What the task asks:
Pick out each line of the records in which the word "username" appears.

Website and app data records:
[Start of section]

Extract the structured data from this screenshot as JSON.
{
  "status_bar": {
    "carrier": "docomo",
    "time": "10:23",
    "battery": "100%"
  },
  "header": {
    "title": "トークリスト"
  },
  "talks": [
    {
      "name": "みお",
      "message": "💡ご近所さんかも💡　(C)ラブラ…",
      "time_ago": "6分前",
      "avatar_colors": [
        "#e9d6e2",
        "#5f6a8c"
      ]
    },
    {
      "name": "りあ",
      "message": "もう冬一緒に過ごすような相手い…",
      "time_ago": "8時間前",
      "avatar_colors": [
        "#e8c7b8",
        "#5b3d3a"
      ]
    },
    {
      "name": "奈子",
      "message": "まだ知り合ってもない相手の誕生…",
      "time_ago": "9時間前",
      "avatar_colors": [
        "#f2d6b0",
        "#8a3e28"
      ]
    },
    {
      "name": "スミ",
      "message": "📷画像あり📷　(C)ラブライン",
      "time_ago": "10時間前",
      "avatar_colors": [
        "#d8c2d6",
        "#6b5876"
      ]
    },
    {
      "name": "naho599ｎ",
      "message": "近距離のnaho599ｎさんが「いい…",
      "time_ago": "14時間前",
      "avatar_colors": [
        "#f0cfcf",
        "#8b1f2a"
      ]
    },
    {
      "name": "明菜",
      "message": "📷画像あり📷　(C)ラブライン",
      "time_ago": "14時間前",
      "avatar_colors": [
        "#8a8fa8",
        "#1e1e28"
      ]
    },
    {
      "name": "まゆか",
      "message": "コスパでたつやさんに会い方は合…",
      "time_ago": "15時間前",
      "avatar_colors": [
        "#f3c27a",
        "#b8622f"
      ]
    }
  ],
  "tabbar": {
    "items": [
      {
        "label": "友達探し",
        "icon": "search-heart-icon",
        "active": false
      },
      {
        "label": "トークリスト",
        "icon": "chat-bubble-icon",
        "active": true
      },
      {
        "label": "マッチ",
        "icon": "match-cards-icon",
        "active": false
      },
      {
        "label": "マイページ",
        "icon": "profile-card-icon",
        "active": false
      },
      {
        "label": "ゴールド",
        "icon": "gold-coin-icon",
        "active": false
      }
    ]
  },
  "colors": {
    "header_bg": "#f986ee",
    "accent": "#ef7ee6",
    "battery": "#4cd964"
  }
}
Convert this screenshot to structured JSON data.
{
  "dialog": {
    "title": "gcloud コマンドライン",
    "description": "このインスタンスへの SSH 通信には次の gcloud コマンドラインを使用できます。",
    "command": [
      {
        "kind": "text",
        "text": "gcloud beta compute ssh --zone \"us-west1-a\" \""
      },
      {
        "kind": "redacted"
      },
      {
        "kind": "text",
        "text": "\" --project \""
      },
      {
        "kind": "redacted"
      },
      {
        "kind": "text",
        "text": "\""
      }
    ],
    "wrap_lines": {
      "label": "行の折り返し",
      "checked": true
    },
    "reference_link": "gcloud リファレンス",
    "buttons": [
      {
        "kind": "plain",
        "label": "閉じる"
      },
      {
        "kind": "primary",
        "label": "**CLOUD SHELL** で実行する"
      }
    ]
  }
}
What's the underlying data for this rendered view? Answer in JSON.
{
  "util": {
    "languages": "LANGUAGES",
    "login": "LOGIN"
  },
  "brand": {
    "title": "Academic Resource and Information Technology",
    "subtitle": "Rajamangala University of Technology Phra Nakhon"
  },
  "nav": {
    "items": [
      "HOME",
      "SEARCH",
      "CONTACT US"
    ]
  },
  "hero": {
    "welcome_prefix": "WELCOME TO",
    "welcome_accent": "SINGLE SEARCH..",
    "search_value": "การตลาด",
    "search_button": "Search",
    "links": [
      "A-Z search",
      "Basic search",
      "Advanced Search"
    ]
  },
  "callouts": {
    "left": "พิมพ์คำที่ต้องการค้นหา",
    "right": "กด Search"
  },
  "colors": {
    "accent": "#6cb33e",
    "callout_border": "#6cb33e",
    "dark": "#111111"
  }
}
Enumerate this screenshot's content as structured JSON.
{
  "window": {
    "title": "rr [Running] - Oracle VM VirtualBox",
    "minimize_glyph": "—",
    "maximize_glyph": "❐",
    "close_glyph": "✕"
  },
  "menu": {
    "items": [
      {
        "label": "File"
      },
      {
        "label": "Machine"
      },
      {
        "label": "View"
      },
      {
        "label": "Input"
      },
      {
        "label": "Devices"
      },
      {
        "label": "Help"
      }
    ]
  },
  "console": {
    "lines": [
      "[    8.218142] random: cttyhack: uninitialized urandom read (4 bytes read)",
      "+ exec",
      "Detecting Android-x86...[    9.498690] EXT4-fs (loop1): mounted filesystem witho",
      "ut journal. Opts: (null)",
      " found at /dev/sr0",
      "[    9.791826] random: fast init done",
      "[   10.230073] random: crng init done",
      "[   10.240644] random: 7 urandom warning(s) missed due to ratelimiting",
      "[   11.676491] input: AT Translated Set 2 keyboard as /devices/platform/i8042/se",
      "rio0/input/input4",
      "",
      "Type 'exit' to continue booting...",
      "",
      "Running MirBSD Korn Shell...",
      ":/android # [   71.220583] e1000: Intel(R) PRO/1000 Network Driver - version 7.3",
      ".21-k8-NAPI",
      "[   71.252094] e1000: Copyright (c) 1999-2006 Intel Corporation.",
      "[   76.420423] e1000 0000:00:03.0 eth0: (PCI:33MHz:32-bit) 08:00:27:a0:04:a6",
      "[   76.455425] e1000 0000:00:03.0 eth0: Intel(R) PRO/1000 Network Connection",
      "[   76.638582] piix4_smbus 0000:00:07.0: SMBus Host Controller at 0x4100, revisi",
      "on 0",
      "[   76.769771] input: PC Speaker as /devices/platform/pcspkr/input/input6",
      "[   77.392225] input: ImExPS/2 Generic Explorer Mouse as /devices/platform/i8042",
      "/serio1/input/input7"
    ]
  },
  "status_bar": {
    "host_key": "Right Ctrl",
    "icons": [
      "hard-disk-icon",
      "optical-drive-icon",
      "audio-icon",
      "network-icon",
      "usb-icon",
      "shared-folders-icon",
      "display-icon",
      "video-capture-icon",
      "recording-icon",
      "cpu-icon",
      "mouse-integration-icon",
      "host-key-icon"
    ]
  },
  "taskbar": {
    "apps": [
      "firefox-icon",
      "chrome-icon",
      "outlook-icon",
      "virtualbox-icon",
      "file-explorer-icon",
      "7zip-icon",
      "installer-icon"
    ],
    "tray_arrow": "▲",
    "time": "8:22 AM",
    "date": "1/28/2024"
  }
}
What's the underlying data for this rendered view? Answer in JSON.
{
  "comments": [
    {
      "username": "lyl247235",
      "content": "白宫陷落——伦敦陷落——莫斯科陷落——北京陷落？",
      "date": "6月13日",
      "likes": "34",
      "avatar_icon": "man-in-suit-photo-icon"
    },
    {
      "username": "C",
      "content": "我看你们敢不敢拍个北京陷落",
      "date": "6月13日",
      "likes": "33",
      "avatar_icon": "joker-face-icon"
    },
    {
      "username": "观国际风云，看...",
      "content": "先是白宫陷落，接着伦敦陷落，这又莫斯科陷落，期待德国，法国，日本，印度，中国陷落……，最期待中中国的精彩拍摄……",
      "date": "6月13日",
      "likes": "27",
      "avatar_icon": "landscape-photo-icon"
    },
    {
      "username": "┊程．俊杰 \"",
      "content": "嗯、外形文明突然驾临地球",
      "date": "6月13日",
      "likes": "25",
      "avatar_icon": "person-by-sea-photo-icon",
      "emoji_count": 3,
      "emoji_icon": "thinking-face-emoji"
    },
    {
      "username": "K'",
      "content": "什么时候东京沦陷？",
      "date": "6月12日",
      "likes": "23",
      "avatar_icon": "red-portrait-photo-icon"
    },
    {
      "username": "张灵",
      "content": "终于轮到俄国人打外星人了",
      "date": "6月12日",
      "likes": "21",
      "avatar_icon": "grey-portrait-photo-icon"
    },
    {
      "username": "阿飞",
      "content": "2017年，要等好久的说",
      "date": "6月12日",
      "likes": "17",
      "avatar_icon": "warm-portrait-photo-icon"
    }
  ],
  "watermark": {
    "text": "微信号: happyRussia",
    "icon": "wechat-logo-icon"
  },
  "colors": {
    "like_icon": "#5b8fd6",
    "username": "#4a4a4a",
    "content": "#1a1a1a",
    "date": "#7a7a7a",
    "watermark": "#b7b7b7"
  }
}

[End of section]

Response below:
      "username": "lyl247235",
      "username": "C",
      "username": "观国际风云，看...",
      "username": "┊程．俊杰 \"",
      "username": "K'",
      "username": "张灵",
      "username": "阿飞",
    "username": "#4a4a4a",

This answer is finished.